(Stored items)
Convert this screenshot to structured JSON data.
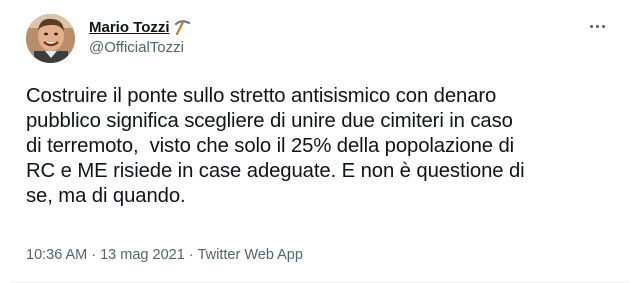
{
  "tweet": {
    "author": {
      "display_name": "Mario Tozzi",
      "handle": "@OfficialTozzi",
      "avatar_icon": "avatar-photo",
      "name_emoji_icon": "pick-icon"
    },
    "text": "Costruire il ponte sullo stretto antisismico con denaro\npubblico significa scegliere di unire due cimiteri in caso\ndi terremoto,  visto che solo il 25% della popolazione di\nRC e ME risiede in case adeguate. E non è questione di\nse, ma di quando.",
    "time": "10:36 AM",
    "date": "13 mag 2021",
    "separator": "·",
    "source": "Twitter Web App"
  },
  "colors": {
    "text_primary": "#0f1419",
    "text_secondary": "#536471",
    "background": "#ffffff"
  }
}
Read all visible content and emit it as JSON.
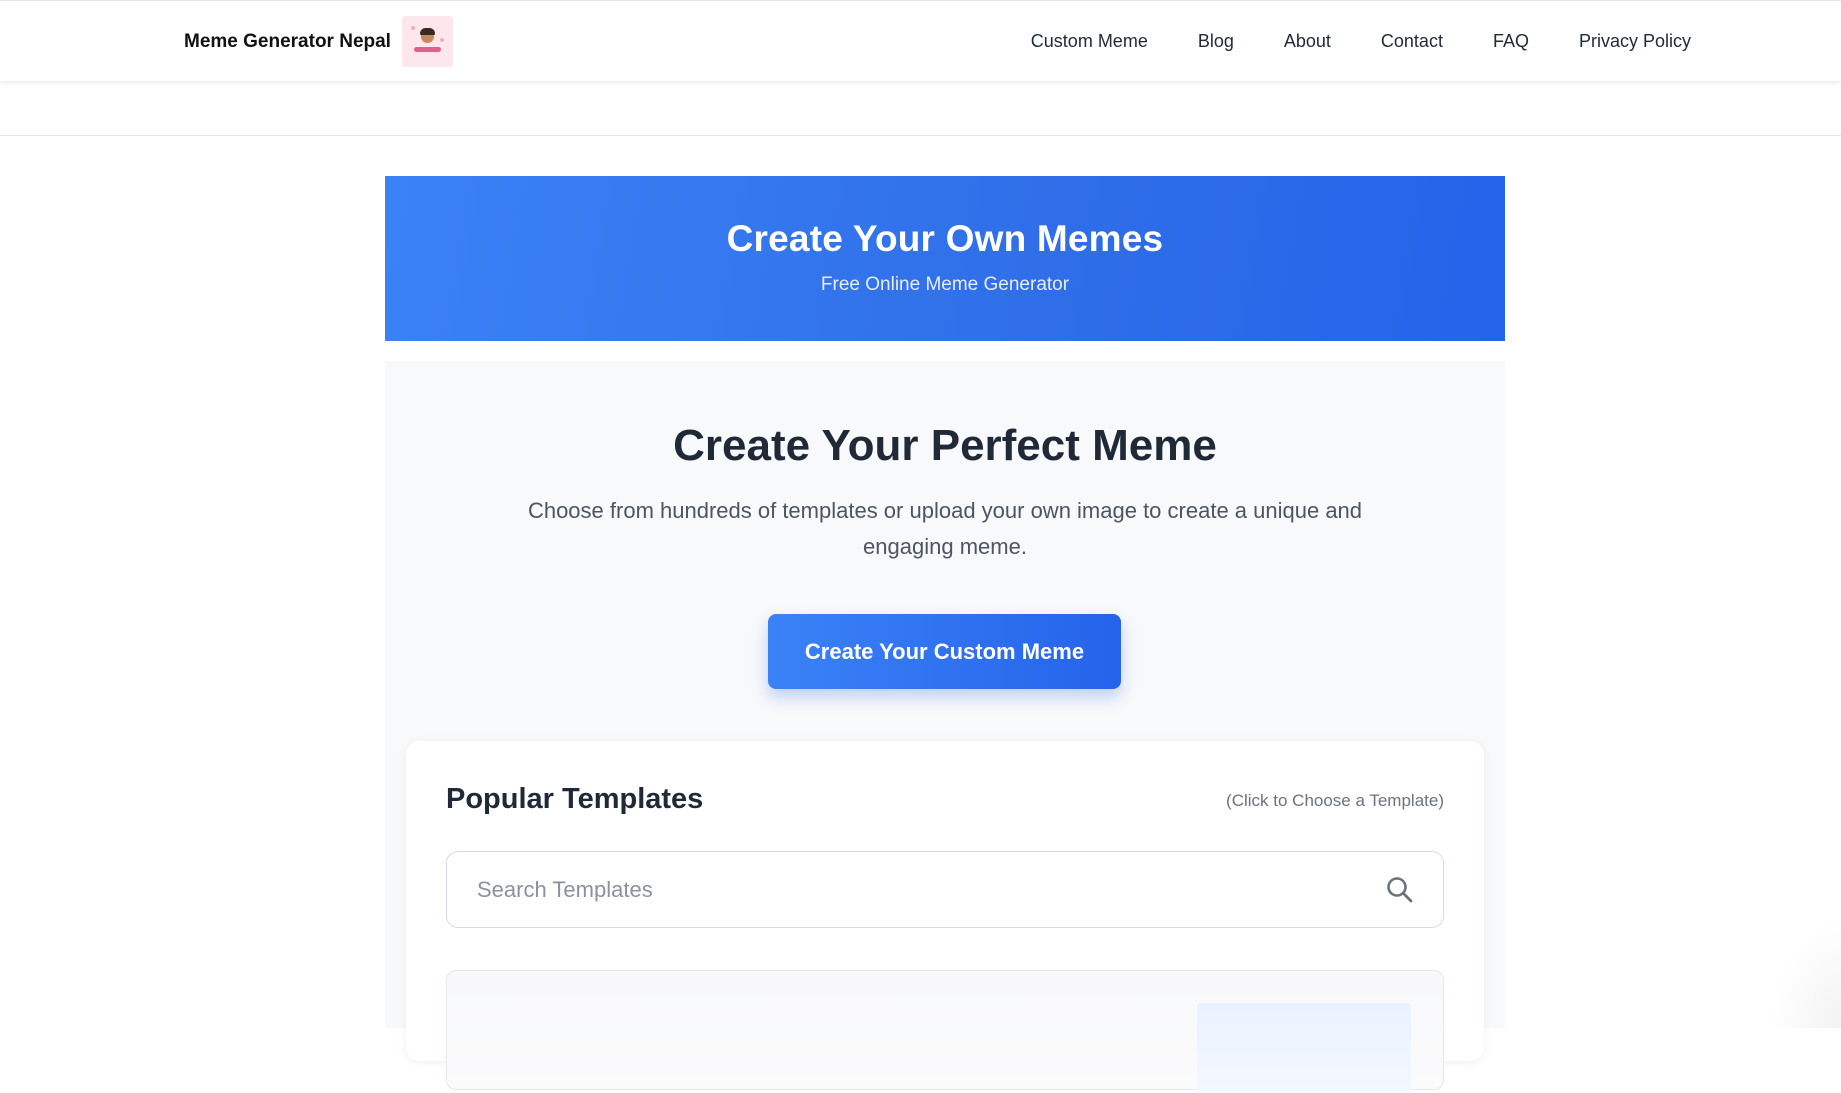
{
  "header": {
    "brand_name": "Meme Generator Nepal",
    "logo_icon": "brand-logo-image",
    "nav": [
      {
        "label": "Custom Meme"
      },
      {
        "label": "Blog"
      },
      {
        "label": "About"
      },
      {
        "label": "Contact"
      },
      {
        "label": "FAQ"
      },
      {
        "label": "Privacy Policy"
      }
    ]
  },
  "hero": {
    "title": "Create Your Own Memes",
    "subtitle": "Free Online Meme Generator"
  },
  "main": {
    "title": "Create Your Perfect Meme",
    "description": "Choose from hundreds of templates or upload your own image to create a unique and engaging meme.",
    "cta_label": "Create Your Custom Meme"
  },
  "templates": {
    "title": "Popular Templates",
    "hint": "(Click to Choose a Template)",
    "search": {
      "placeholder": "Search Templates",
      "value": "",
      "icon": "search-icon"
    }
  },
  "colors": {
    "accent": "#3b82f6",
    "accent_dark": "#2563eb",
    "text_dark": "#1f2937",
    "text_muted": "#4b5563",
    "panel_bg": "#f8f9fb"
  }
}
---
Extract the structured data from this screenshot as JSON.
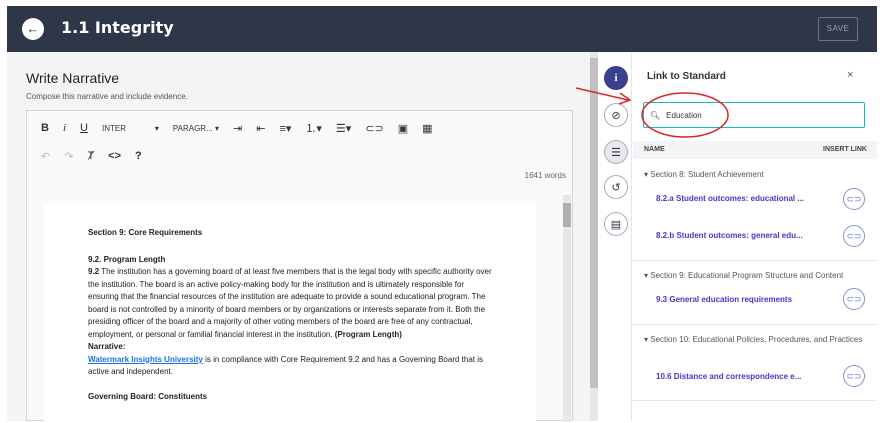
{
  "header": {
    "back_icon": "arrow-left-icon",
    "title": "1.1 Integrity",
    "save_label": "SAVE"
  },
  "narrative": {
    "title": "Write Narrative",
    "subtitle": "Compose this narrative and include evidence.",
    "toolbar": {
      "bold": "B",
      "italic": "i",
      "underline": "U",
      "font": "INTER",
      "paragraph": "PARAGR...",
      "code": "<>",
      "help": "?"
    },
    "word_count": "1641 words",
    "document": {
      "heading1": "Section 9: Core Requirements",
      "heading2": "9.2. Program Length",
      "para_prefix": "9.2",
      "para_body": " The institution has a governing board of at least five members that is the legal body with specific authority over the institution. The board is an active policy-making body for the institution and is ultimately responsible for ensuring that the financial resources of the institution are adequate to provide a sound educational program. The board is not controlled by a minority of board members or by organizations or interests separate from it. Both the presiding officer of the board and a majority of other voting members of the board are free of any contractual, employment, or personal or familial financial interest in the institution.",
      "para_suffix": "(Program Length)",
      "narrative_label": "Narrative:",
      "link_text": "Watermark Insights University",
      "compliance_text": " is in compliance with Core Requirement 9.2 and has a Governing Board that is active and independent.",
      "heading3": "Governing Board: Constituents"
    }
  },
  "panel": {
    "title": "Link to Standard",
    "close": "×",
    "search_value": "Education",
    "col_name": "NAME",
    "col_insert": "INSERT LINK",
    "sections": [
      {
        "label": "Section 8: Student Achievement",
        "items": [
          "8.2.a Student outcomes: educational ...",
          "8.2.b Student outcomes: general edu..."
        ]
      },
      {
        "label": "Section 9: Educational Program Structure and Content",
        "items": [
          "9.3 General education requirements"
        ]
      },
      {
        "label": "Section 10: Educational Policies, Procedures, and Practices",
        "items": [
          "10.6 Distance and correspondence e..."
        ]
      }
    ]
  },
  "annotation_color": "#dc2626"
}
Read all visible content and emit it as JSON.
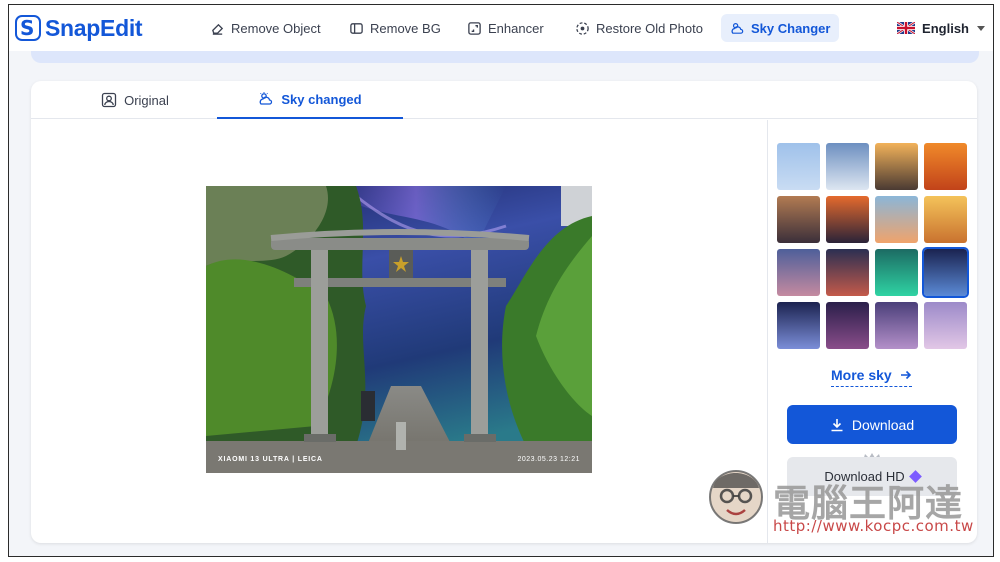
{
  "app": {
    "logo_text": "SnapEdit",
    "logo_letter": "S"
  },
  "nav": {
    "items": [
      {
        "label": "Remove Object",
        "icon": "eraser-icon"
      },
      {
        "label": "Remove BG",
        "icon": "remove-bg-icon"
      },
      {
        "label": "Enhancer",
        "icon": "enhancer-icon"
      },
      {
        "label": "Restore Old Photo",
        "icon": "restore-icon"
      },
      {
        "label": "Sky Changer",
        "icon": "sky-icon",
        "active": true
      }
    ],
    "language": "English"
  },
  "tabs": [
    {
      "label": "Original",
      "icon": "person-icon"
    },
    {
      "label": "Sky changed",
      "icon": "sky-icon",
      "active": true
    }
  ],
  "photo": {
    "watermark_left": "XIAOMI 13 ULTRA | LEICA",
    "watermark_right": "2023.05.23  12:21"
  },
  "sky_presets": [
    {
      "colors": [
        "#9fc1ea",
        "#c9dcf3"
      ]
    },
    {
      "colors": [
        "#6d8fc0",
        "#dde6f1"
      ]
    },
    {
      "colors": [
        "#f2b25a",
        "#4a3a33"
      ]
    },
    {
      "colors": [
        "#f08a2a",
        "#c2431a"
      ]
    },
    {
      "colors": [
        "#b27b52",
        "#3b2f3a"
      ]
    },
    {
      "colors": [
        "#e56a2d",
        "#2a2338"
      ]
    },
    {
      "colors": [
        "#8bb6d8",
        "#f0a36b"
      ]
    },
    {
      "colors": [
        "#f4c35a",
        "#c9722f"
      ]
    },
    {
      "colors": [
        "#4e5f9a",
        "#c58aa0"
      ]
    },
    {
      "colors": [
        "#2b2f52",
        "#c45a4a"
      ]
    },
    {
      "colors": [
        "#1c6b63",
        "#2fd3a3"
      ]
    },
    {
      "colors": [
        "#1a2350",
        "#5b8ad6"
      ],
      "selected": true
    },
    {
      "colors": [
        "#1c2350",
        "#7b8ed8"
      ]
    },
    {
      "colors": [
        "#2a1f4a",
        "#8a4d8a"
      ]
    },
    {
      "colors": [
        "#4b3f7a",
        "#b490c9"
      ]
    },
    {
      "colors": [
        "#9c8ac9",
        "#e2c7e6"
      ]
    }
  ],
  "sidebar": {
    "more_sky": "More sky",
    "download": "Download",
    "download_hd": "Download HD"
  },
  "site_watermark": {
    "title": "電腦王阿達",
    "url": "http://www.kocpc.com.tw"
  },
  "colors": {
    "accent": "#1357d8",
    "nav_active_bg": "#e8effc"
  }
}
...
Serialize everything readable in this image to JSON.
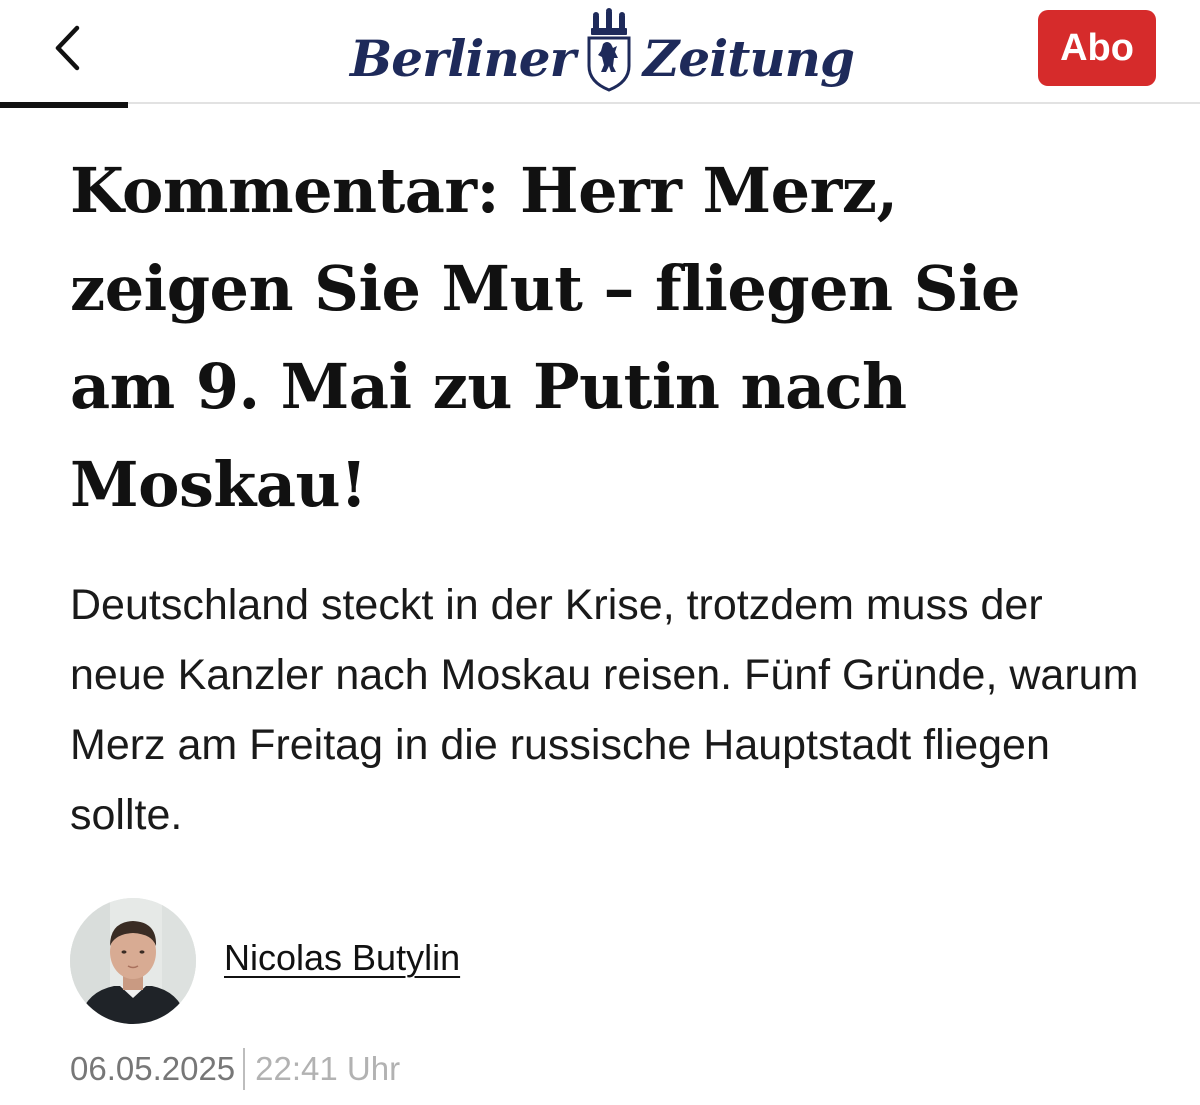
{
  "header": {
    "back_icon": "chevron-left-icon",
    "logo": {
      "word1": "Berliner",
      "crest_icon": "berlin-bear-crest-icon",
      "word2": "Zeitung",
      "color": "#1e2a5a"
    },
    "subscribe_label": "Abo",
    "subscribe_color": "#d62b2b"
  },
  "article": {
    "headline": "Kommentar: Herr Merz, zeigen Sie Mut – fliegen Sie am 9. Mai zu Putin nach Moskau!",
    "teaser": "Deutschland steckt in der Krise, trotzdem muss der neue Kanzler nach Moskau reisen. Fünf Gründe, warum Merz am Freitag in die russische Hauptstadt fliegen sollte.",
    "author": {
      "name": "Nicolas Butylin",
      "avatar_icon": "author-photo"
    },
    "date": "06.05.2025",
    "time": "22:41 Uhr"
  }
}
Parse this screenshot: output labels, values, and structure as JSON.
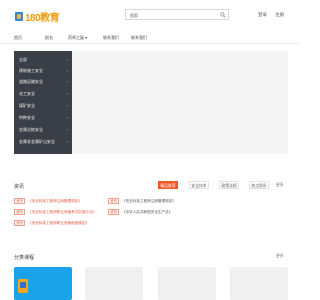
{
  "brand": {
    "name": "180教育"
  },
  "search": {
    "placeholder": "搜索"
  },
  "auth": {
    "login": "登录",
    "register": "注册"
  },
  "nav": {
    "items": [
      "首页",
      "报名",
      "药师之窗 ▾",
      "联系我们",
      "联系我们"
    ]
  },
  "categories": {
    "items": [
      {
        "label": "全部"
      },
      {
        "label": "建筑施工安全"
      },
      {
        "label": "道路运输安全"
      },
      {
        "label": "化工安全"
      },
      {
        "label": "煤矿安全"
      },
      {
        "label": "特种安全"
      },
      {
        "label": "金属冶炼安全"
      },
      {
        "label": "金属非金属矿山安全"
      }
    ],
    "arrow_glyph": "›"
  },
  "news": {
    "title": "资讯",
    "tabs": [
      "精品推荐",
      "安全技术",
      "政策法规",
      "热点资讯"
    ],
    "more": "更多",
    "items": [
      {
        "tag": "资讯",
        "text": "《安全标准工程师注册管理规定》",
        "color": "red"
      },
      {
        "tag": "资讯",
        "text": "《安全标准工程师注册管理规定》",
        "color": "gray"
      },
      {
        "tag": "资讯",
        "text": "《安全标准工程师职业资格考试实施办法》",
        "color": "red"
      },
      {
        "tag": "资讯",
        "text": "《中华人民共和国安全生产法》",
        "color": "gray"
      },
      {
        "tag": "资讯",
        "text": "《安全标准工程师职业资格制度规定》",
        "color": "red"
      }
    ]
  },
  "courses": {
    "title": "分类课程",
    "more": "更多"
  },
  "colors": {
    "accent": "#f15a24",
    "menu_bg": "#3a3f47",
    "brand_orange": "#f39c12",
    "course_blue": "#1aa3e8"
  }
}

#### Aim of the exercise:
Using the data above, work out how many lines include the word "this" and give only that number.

#### Your response:
5